After a World Economic Forum meeting in Vienna I was at dinner with a number of senior executives of well known European companies this week when the subject of social media was raised as a discussion point. The WEF was wondering how companies use social media and what was their attitude to it?
As the majority of senior execs tend to be 40+ the were few active Facebook or Twitter users around the table However many of their companies now have mandatory social media training, which seems to mainly involve making employees aware that they shouldn’t use it to criticise the company as they may be monitored and subsequenty fired! Most organisations also have strict rules on who is allowed to Tweet. But the disconnect between large companies and social media seemed almost as pronounced as in the governments affected by the ‘Arab Spring’ – while they are aware of its existence, nobody quite knows how ornwhat to use it for. Some of us will recall simlilar remarks being made about the PC and the Inernet.

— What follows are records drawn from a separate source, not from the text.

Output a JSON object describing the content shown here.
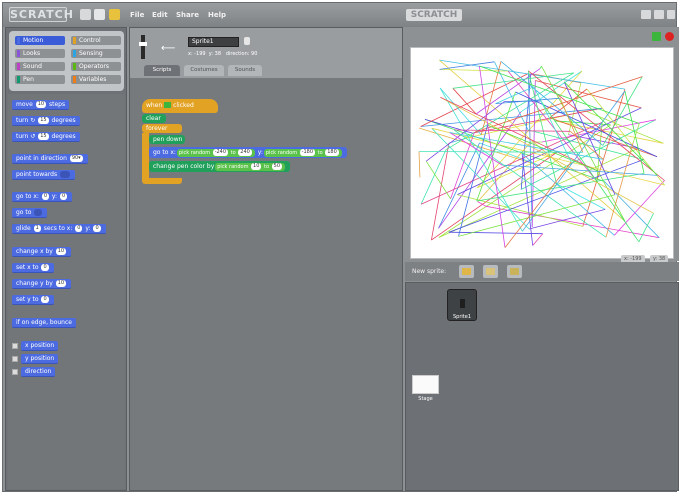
{
  "app": {
    "logo_text": "SCRATCH"
  },
  "menu": [
    "File",
    "Edit",
    "Share",
    "Help"
  ],
  "stage_header": {
    "title": "SCRATCH"
  },
  "categories": [
    {
      "label": "Motion",
      "color": "#4d6be0",
      "active": true
    },
    {
      "label": "Control",
      "color": "#e2a224"
    },
    {
      "label": "Looks",
      "color": "#8a55d7"
    },
    {
      "label": "Sensing",
      "color": "#2ca5e2"
    },
    {
      "label": "Sound",
      "color": "#bb42c3"
    },
    {
      "label": "Operators",
      "color": "#5cb712"
    },
    {
      "label": "Pen",
      "color": "#0e9a6c"
    },
    {
      "label": "Variables",
      "color": "#ee7d16"
    }
  ],
  "palette": {
    "move": "move",
    "move_val": "10",
    "move_unit": "steps",
    "turn_cw": "turn ↻",
    "turn_cw_val": "15",
    "turn_cw_unit": "degrees",
    "turn_ccw": "turn ↺",
    "turn_ccw_val": "15",
    "turn_ccw_unit": "degrees",
    "point_dir": "point in direction",
    "point_dir_val": "90▾",
    "point_towards": "point towards",
    "goto_xy": "go to x:",
    "goto_x": "0",
    "goto_y_label": "y:",
    "goto_y": "0",
    "goto": "go to",
    "glide": "glide",
    "glide_secs": "1",
    "glide_mid": "secs to x:",
    "glide_x": "0",
    "glide_y_label": "y:",
    "glide_y": "0",
    "change_x": "change x by",
    "change_x_val": "10",
    "set_x": "set x to",
    "set_x_val": "0",
    "change_y": "change y by",
    "change_y_val": "10",
    "set_y": "set y to",
    "set_y_val": "0",
    "bounce": "if on edge, bounce",
    "x_position": "x position",
    "y_position": "y position",
    "direction": "direction"
  },
  "sprite": {
    "name": "Sprite1",
    "x_label": "x:",
    "x_val": "-199",
    "y_label": "y:",
    "y_val": "38",
    "direction_label": "direction:",
    "direction_val": "90"
  },
  "tabs": [
    "Scripts",
    "Costumes",
    "Sounds"
  ],
  "script": {
    "when_flag": "when",
    "when_flag_tail": "clicked",
    "clear": "clear",
    "forever": "forever",
    "pen_down": "pen down",
    "goto_x": "go to x:",
    "pick1": "pick random",
    "r1a": "-240",
    "to1": "to",
    "r1b": "240",
    "y_label": "y:",
    "pick2": "pick random",
    "r2a": "-180",
    "to2": "to",
    "r2b": "180",
    "change_pen": "change pen color by",
    "pick3": "pick random",
    "r3a": "10",
    "to3": "to",
    "r3b": "50"
  },
  "stage_status": {
    "left": "x: -199",
    "right": "y: 38"
  },
  "new_sprite_label": "New sprite:",
  "sprites": [
    {
      "label": "Sprite1"
    }
  ],
  "stage_label": "Stage"
}
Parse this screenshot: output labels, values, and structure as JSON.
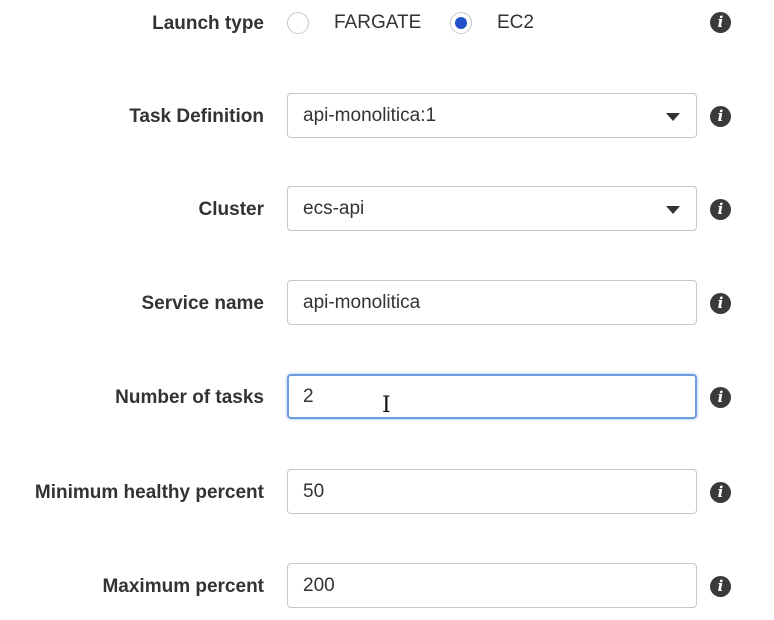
{
  "form": {
    "launch_type": {
      "label": "Launch type",
      "options": [
        "FARGATE",
        "EC2"
      ],
      "selected": "EC2",
      "accent_color": "#2150c8"
    },
    "task_definition": {
      "label": "Task Definition",
      "value": "api-monolitica:1"
    },
    "cluster": {
      "label": "Cluster",
      "value": "ecs-api"
    },
    "service_name": {
      "label": "Service name",
      "value": "api-monolitica"
    },
    "number_of_tasks": {
      "label": "Number of tasks",
      "value": "2"
    },
    "min_healthy_percent": {
      "label": "Minimum healthy percent",
      "value": "50"
    },
    "max_percent": {
      "label": "Maximum percent",
      "value": "200"
    }
  },
  "icons": {
    "info": "info-icon",
    "dropdown": "caret-down-icon",
    "cursor": "text-cursor-icon"
  }
}
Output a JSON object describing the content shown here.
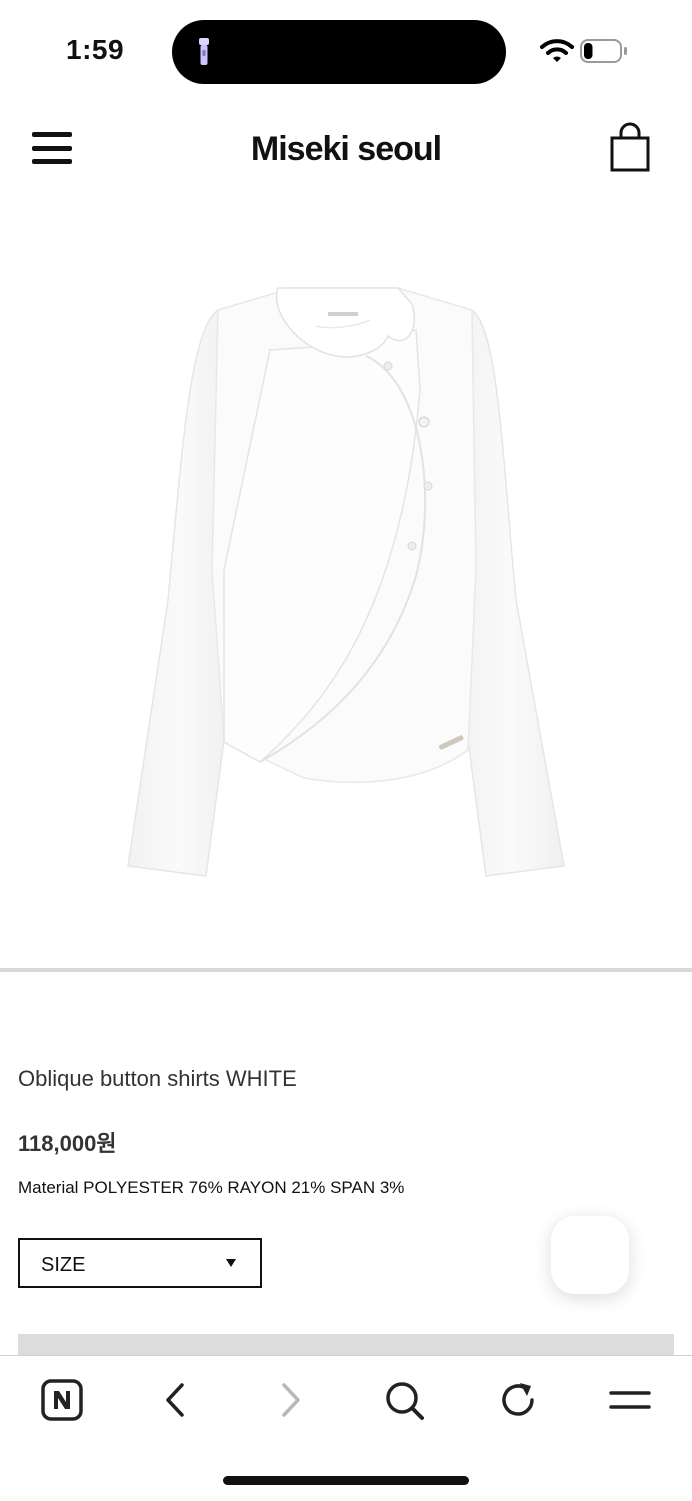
{
  "status_bar": {
    "time": "1:59",
    "battery_level": 0.25
  },
  "header": {
    "brand": "Miseki seoul",
    "menu_icon": "hamburger-menu-icon",
    "cart_icon": "shopping-bag-icon"
  },
  "product": {
    "image_icon": "white-oblique-button-shirt-image",
    "name": "Oblique button shirts WHITE",
    "price": "118,000원",
    "material": "Material POLYESTER 76% RAYON 21% SPAN 3%",
    "size_select": {
      "label": "SIZE",
      "options_visible": [
        "SIZE"
      ]
    }
  },
  "toolbar": {
    "items": [
      "naver-home-icon",
      "back-icon",
      "forward-icon",
      "search-icon",
      "reload-icon",
      "menu-icon"
    ],
    "forward_enabled": false
  },
  "colors": {
    "text": "#222222",
    "border": "#111111",
    "divider": "#d8d8d8",
    "disabled": "#b8b8b8"
  }
}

The biggest fear among corporations is of damage to their reputation, as a slur with no factual basis may spread through social media and influence public perception. In some cases, all people may know about a particular industry can come from social media in the form of a viral video produced by someone with an axe to grind.
So what should the response be, to live with it or to be more proactive? For a large number of companies there is a growing pressure to use social media even though the end result may be just shouting into the wind. What can a large chemical company, or in fact any other B2B company tweet about? They already have channels of comunication to their customers in the form of web sites, mailing lists and catalogues, so the benefits of tweeting are less clear. But the number of investors and board members asking what the company’s social media strategy is has led to a plethora of company twitter accounts broadcasting nothing but bland corporate speak.
All of this perhaps misses the point of social media, where the key element is people not organisations. The most followed social media users have always been individuals, whether Belle du Jour or @2020science, and as any journalist will testify, it’s the human angle that makes a story interesting.
Real CEOs don’t tweet (although some have a corporate communications person to do it on their behalf) simply because it is too risky. An ill guarded comment after too much Moutai or Wuliangye at a Chinese banquet might get an employee fired, but if it came from a senior executive it could wipe millions off a company’s value (and get them fired).
The big opportunity for social media isn’t in pumping out bland corporate statements, its biggest effect will be inside corporations, allowing discussions around the water cooler to be expanded to include relevant people across the whole organisation, tapping existing knowledge and reducing duplication of effort. The beauty of social media compared with other collaborative platforms from Lotus Notes through Microsoft Sharepoint to Dropbox is the lack of user intervention required. Social media platforms push information rather than relying on users to remember to check for the updated information.
As a tool for collaboration, whether company wide or in the academic world, we are at the beginning of a shift just as profound as that caused by the World Wide Web. But with all new platforms, it takes a few years of use and misuse before the really useful applications emerge that companies can really make use of to improve competitiveness.